Impressive, right? Well, it turns out there's more. Upon further investigation, users on reddit and the xkcd forum found that which comic you were seeing varied by a whole lot more than just where you live. They found variations based on referrer, browser (see the lead image above for one of the three Google Chrome variants), ISP, and more.
Here's what people who got to the site from reddit saw:
Visit from an AT&T device, and there's a good chance you saw this:
There were even some variations based on your device. One reddit user visited the site from a Kindle e-reader (the e-ink variety, not a Kindle Fire), and saw the following:

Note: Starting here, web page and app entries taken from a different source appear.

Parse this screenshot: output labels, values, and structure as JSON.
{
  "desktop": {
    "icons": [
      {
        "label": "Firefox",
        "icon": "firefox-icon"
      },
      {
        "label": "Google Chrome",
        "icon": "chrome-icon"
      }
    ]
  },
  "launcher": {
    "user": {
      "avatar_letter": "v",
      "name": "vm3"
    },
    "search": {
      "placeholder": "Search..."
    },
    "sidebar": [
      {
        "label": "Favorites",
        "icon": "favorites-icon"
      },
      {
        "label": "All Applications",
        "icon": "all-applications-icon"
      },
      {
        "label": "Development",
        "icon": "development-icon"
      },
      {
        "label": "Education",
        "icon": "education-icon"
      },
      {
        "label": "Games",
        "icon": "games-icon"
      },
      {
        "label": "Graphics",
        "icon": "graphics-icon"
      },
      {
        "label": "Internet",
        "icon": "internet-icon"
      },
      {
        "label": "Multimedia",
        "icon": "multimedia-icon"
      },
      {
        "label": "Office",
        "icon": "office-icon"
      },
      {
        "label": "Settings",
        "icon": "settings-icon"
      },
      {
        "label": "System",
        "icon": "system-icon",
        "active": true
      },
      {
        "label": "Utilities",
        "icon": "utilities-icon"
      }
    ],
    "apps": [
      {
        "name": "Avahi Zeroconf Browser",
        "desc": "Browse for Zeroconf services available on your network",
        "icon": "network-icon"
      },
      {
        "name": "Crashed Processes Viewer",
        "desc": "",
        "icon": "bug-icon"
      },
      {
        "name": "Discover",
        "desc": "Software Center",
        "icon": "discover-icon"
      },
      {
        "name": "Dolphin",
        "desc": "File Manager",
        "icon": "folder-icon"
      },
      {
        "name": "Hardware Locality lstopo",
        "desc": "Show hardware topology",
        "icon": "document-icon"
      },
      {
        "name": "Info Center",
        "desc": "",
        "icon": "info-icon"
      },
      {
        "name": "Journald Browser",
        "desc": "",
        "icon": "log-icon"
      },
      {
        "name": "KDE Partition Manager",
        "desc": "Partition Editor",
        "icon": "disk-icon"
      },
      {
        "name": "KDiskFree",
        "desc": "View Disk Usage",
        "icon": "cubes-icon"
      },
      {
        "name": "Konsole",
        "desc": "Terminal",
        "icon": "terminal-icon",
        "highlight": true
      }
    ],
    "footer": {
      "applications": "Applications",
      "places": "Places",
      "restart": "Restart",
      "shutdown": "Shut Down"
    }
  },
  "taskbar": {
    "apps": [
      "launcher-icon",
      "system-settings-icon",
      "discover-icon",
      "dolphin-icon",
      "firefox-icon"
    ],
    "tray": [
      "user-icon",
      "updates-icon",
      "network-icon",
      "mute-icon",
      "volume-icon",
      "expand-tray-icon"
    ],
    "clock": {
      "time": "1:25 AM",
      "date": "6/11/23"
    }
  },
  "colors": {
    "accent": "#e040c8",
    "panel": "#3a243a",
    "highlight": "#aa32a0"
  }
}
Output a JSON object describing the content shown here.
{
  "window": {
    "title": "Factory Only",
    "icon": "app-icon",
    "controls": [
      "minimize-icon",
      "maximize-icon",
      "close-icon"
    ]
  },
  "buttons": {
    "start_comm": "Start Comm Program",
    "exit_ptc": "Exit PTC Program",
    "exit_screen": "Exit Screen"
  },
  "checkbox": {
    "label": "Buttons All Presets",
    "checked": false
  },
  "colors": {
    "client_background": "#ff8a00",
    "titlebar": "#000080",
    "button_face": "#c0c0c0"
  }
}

Suppose you tried to cheat. Maybe you thought that by putting your browser into incognito mode you could fool the system. Well, apparently not:
With all the effort taken to make different comics appear to different people, the system didn't always work perfectly. A few users saw Friday's comic. There also appears to have been a more generic comic shown to many who navigated to the site directly:
By now you may be asking yourself, "What's the point?" Sure it's funny to give everybody a different comic. This is xkcd, though, and things often go a bit deeper than that. If you're familiar with xkcd at all, you know that often the real joke of a comic is in the alt text (the text that appears if you hover over a comic with your mouse. Well, the same goes here, as well. No matter what comic you may have seen yesterday (and today), they all have the same title and the same alt text. The title is always "Umwelt," and the alt text contains a definition:
Umwelt is the idea that because their senses pick up on different things, different animals in the same ecosystem actually live in very different worlds. Everything about you shapes the world you inhabit --from your ideology to your glasses prescription to your browser window size.
If you've ever had the thought that, say, a bug must see a completely different world than you do because of its perspective, that's what Umwelt is. It looks like Munroe decided to give xkcd's fans a little dose of Umwelt on a large scale yesterday by making every fan's experience just a little different. While it may not be the funniest April Fools day gag around, it's got to be one of the cleverest.
Are you an xkcd fan? What do you think of the Umwelt gag? Is it funny, or just weird? Which comic did you see? Let us know in the comments.